I received this Go-giver book after completing a company programme on commercial excellence. I must admit I thoroughly enjoyed the book, which, through a fictional story, espoused the idea of being authentic, building networks and creating value as the keys to success – qualities that resonated with me in the context of my work within a bank.
While the book was written around the praise-worthy idea of giving generously of oneself to others, it is built on the foundational concept that doing so is the recipe for ultimate personal success. How is the Christian concept of giving different? 2 Corinthians 8 shows us that the source and motivation of Christian generosity is different.
Radical generosity is borne of giving oneself to God
We see in this passage that the early Christians were marked with radical generosity.

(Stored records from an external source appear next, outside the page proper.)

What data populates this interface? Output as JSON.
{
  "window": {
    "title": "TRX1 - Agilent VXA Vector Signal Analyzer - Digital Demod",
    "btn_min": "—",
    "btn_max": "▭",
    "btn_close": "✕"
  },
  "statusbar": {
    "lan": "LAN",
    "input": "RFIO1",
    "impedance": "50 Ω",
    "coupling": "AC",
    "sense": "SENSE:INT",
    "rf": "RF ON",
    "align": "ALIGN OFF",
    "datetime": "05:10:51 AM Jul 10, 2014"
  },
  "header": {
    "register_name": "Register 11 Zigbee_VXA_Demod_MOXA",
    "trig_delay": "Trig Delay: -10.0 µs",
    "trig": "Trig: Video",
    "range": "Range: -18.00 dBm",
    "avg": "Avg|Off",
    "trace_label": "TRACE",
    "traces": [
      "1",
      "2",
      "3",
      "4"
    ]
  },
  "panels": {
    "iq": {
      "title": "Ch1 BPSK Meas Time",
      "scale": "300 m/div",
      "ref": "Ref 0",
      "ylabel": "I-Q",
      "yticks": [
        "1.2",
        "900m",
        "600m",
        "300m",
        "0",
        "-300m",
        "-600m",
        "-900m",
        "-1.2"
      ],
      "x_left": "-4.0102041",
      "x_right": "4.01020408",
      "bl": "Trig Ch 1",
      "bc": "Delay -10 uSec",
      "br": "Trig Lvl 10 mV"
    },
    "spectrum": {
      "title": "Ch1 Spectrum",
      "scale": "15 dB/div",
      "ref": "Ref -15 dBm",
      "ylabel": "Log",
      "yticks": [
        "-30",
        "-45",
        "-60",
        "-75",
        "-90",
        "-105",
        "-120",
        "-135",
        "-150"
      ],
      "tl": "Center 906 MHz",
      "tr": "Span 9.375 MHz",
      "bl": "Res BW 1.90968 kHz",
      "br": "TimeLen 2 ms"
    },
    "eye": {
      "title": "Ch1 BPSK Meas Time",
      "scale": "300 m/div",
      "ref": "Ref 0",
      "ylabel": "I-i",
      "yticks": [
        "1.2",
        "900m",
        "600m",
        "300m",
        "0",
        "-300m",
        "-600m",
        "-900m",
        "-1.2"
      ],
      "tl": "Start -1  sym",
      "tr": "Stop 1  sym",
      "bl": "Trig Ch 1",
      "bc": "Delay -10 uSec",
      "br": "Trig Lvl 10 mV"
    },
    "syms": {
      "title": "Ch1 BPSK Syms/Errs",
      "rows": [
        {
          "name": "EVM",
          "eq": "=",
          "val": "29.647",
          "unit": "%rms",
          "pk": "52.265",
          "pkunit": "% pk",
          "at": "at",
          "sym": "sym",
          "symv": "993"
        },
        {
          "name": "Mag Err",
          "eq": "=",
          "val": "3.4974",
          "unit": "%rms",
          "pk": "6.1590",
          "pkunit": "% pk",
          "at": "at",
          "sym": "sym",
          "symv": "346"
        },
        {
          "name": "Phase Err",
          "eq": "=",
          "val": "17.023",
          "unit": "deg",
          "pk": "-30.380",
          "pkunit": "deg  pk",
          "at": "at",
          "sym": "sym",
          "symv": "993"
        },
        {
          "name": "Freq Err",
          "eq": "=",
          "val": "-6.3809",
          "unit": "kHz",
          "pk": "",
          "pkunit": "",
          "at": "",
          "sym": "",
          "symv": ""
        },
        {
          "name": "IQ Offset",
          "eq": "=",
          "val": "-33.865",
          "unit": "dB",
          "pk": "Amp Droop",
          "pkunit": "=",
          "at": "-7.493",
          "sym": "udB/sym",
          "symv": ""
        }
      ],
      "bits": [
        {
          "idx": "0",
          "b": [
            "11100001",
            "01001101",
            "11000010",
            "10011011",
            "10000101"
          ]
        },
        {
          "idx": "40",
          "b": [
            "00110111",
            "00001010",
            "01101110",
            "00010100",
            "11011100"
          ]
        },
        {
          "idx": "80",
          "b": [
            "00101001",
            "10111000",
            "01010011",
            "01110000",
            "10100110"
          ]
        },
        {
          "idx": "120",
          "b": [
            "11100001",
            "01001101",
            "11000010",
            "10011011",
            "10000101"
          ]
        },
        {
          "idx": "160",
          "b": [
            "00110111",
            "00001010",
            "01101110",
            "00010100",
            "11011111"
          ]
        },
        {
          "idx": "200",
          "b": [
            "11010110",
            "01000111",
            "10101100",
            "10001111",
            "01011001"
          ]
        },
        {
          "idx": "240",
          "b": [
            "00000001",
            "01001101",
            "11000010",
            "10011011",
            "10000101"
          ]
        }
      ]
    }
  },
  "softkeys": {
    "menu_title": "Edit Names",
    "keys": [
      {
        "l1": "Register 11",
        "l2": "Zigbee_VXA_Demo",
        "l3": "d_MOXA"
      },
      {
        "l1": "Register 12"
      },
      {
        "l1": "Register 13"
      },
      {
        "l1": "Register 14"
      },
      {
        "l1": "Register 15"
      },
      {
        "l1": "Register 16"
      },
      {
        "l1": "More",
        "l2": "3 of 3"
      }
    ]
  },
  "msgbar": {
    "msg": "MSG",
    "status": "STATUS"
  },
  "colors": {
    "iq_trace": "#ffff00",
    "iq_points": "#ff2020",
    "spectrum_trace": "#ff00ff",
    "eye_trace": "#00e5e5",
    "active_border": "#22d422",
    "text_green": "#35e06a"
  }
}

In verses 2 and 3, it is striking that Paul said of the Macedonian churches, ‘In the midst of a very severe trial, their overflowing joy and their extreme poverty welled up in rich generosity’ – generosity that exceeded even their ability! It may be very confusing to see the words ‘trial’, ‘joy’, ‘poverty’, and ‘generosity’ in the same sentence, but this is what was described of the early Christians. Their radical generosity, despite poverty, we are told, was borne out of the fact that they had given themselves first of all to the Lord, and then by the will of God to Paul (verse 5).
How can we as Christians give generously and cheerfully as exhorted by our worship leader each Sunday? We must first give ourselves to God and to His will – by cultivating a daily relationship with the Lord Jesus and having our desires shaped by his Word, we will find such radical generosity built into our very desire.
Giving is a grace that is begotten by the gospel
In Paul’s exhortation to the Corinthian church to excel in the grace of giving (verses 8 and 9), he appeals to their knowledge of the gospel. For they ‘know the grace of our Lord Jesus Christ, that though he was rich, yet for their sake became poor, so that they through his poverty might become rich’. In case we might be mistaken, here, we are of course not referring to material riches, since we also know from the passage that the Macedonian Christians were very poor. Instead, Paul’s appeal is in reference to the Christians’ knowledge of Jesus’ emptying himself of his divinity (spiritual richness) and taking human form, humbling himself by becoming obedient to the point of death on the cross (Phil 2:6-8), so that Christians everywhere through faith can have access to every spiritual blessing (Eph 1:3).
If you find yourself asking why Christians should be known to excel in the grace of giving, look no further than the gospel. We give not because we are commanded. Instead, giving is a grace that we grow in as we relish the beauty of what Jesus has done for us (given to us!) in the gospel.
Christian generosity is other-centred in meeting the needs of others
Finally, in Paul’s letter to the Corinthian Church on the topic of Christian giving, we see in verses 13 and 14 that he appeals not ultimately to the Christians’ desire to receive further material blessing, but instead points them to see that Christian generosity is the means by which everyone’s needs in the wider church can be met at all times. Paul’s final appeal only makes sense if he had known that this other-centredness was a mindset shared by his Christian brothers and sisters in Corinth. He was confident in this as he knew it was borne out of the shared grace in the gospel, of which they had all partaken.
Do you see a Christian brother or sister struggling to make ends meet? Let’s all strive to excel in this grace of giving, seeking earnestly to meet the needs of our neighbour.
Before the ‘go-giver’ movement was even popular in secular business circles, Christians were paradigms of what it means to live a life marked with the grace of giving. Jesus Christ was the ultimate ‘go-go-giver’, if I may coin that term – he gave his very self to us (his Spirit), that we may, according to our various means, give generously (and cheerfully) in turn to others.
– Tan Jiahan